**Prompt**:
The answer should reproduce the listing below character for character.
--- Raw data ---
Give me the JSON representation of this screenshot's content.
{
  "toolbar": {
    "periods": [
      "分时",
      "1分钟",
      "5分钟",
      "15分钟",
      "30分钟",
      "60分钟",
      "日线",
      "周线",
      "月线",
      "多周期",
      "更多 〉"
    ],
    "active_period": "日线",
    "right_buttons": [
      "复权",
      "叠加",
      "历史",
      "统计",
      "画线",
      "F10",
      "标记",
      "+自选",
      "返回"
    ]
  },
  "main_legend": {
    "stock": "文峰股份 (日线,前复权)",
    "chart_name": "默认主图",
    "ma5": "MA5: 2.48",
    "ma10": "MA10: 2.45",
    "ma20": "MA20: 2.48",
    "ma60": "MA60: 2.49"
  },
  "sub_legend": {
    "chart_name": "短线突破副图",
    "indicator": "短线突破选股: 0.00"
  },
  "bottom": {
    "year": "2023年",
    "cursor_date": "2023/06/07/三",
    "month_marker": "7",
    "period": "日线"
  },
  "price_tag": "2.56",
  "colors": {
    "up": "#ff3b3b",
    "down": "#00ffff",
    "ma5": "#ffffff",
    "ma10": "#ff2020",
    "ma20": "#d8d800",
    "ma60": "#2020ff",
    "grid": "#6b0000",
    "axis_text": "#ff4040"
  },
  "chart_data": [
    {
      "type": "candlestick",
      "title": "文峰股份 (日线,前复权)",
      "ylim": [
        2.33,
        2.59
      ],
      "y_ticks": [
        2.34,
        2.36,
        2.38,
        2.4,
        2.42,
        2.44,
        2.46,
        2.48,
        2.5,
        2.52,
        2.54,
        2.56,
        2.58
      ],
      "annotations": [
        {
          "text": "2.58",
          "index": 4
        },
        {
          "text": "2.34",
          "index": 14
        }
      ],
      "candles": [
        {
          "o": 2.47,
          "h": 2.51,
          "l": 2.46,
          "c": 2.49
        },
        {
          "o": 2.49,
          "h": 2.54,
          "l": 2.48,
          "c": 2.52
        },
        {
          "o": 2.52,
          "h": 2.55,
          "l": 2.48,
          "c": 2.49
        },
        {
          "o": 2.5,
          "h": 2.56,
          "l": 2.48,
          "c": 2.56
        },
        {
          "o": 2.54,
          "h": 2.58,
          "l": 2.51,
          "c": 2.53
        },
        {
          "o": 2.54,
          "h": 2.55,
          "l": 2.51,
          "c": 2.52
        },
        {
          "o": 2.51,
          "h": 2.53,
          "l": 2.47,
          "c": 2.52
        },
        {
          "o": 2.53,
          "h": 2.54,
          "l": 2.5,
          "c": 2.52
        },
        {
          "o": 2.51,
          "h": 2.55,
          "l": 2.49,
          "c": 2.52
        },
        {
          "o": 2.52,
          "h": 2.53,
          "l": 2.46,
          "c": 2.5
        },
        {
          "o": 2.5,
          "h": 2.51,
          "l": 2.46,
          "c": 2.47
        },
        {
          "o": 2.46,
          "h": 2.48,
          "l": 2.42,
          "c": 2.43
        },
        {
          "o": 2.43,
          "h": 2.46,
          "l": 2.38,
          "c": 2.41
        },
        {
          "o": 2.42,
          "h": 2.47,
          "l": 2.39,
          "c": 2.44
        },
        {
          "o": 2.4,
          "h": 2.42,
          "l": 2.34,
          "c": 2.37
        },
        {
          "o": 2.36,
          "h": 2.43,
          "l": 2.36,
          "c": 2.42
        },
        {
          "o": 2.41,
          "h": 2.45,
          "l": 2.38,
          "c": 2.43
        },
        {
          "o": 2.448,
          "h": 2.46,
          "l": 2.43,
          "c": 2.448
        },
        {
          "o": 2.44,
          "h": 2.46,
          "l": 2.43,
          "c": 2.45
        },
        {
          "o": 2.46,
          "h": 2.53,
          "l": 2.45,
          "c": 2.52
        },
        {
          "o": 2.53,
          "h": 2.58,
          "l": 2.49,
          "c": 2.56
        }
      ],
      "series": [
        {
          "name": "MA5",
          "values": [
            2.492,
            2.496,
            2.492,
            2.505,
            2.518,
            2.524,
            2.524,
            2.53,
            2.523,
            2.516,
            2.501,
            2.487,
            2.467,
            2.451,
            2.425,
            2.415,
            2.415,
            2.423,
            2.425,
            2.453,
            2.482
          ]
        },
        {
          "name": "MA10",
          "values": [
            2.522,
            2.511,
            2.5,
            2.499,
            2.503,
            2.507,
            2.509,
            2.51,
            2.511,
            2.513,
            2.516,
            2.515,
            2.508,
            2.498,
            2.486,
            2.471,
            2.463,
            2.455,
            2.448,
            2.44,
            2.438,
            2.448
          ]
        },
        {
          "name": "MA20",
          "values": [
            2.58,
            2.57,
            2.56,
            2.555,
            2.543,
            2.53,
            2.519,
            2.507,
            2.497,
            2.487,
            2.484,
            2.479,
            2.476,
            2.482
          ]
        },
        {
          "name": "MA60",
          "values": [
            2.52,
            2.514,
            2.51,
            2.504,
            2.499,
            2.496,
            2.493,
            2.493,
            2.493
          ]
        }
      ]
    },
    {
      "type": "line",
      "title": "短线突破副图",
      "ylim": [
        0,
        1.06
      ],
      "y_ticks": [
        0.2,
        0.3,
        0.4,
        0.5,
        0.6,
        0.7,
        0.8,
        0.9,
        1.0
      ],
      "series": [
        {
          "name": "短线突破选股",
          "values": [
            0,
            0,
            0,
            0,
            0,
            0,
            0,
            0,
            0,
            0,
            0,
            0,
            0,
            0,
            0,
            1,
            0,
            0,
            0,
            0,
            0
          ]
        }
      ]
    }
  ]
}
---
**Exercise solution**:
Give me the JSON representation of this screenshot's content.
{
  "toolbar": {
    "periods": [
      "分时",
      "1分钟",
      "5分钟",
      "15分钟",
      "30分钟",
      "60分钟",
      "日线",
      "周线",
      "月线",
      "多周期",
      "更多 〉"
    ],
    "active_period": "日线",
    "right_buttons": [
      "复权",
      "叠加",
      "历史",
      "统计",
      "画线",
      "F10",
      "标记",
      "+自选",
      "返回"
    ]
  },
  "main_legend": {
    "stock": "文峰股份 (日线,前复权)",
    "chart_name": "默认主图",
    "ma5": "MA5: 2.48",
    "ma10": "MA10: 2.45",
    "ma20": "MA20: 2.48",
    "ma60": "MA60: 2.49"
  },
  "sub_legend": {
    "chart_name": "短线突破副图",
    "indicator": "短线突破选股: 0.00"
  },
  "bottom": {
    "year": "2023年",
    "cursor_date": "2023/06/07/三",
    "month_marker": "7",
    "period": "日线"
  },
  "price_tag": "2.56",
  "colors": {
    "up": "#ff3b3b",
    "down": "#00ffff",
    "ma5": "#ffffff",
    "ma10": "#ff2020",
    "ma20": "#d8d800",
    "ma60": "#2020ff",
    "grid": "#6b0000",
    "axis_text": "#ff4040"
  },
  "chart_data": [
    {
      "type": "candlestick",
      "title": "文峰股份 (日线,前复权)",
      "ylim": [
        2.33,
        2.59
      ],
      "y_ticks": [
        2.34,
        2.36,
        2.38,
        2.4,
        2.42,
        2.44,
        2.46,
        2.48,
        2.5,
        2.52,
        2.54,
        2.56,
        2.58
      ],
      "annotations": [
        {
          "text": "2.58",
          "index": 4
        },
        {
          "text": "2.34",
          "index": 14
        }
      ],
      "candles": [
        {
          "o": 2.47,
          "h": 2.51,
          "l": 2.46,
          "c": 2.49
        },
        {
          "o": 2.49,
          "h": 2.54,
          "l": 2.48,
          "c": 2.52
        },
        {
          "o": 2.52,
          "h": 2.55,
          "l": 2.48,
          "c": 2.49
        },
        {
          "o": 2.5,
          "h": 2.56,
          "l": 2.48,
          "c": 2.56
        },
        {
          "o": 2.54,
          "h": 2.58,
          "l": 2.51,
          "c": 2.53
        },
        {
          "o": 2.54,
          "h": 2.55,
          "l": 2.51,
          "c": 2.52
        },
        {
          "o": 2.51,
          "h": 2.53,
          "l": 2.47,
          "c": 2.52
        },
        {
          "o": 2.53,
          "h": 2.54,
          "l": 2.5,
          "c": 2.52
        },
        {
          "o": 2.51,
          "h": 2.55,
          "l": 2.49,
          "c": 2.52
        },
        {
          "o": 2.52,
          "h": 2.53,
          "l": 2.46,
          "c": 2.5
        },
        {
          "o": 2.5,
          "h": 2.51,
          "l": 2.46,
          "c": 2.47
        },
        {
          "o": 2.46,
          "h": 2.48,
          "l": 2.42,
          "c": 2.43
        },
        {
          "o": 2.43,
          "h": 2.46,
          "l": 2.38,
          "c": 2.41
        },
        {
          "o": 2.42,
          "h": 2.47,
          "l": 2.39,
          "c": 2.44
        },
        {
          "o": 2.4,
          "h": 2.42,
          "l": 2.34,
          "c": 2.37
        },
        {
          "o": 2.36,
          "h": 2.43,
          "l": 2.36,
          "c": 2.42
        },
        {
          "o": 2.41,
          "h": 2.45,
          "l": 2.38,
          "c": 2.43
        },
        {
          "o": 2.448,
          "h": 2.46,
          "l": 2.43,
          "c": 2.448
        },
        {
          "o": 2.44,
          "h": 2.46,
          "l": 2.43,
          "c": 2.45
        },
        {
          "o": 2.46,
          "h": 2.53,
          "l": 2.45,
          "c": 2.52
        },
        {
          "o": 2.53,
          "h": 2.58,
          "l": 2.49,
          "c": 2.56
        }
      ],
      "series": [
        {
          "name": "MA5",
          "values": [
            2.492,
            2.496,
            2.492,
            2.505,
            2.518,
            2.524,
            2.524,
            2.53,
            2.523,
            2.516,
            2.501,
            2.487,
            2.467,
            2.451,
            2.425,
            2.415,
            2.415,
            2.423,
            2.425,
            2.453,
            2.482
          ]
        },
        {
          "name": "MA10",
          "values": [
            2.522,
            2.511,
            2.5,
            2.499,
            2.503,
            2.507,
            2.509,
            2.51,
            2.511,
            2.513,
            2.516,
            2.515,
            2.508,
            2.498,
            2.486,
            2.471,
            2.463,
            2.455,
            2.448,
            2.44,
            2.438,
            2.448
          ]
        },
        {
          "name": "MA20",
          "values": [
            2.58,
            2.57,
            2.56,
            2.555,
            2.543,
            2.53,
            2.519,
            2.507,
            2.497,
            2.487,
            2.484,
            2.479,
            2.476,
            2.482
          ]
        },
        {
          "name": "MA60",
          "values": [
            2.52,
            2.514,
            2.51,
            2.504,
            2.499,
            2.496,
            2.493,
            2.493,
            2.493
          ]
        }
      ]
    },
    {
      "type": "line",
      "title": "短线突破副图",
      "ylim": [
        0,
        1.06
      ],
      "y_ticks": [
        0.2,
        0.3,
        0.4,
        0.5,
        0.6,
        0.7,
        0.8,
        0.9,
        1.0
      ],
      "series": [
        {
          "name": "短线突破选股",
          "values": [
            0,
            0,
            0,
            0,
            0,
            0,
            0,
            0,
            0,
            0,
            0,
            0,
            0,
            0,
            0,
            1,
            0,
            0,
            0,
            0,
            0
          ]
        }
      ]
    }
  ]
}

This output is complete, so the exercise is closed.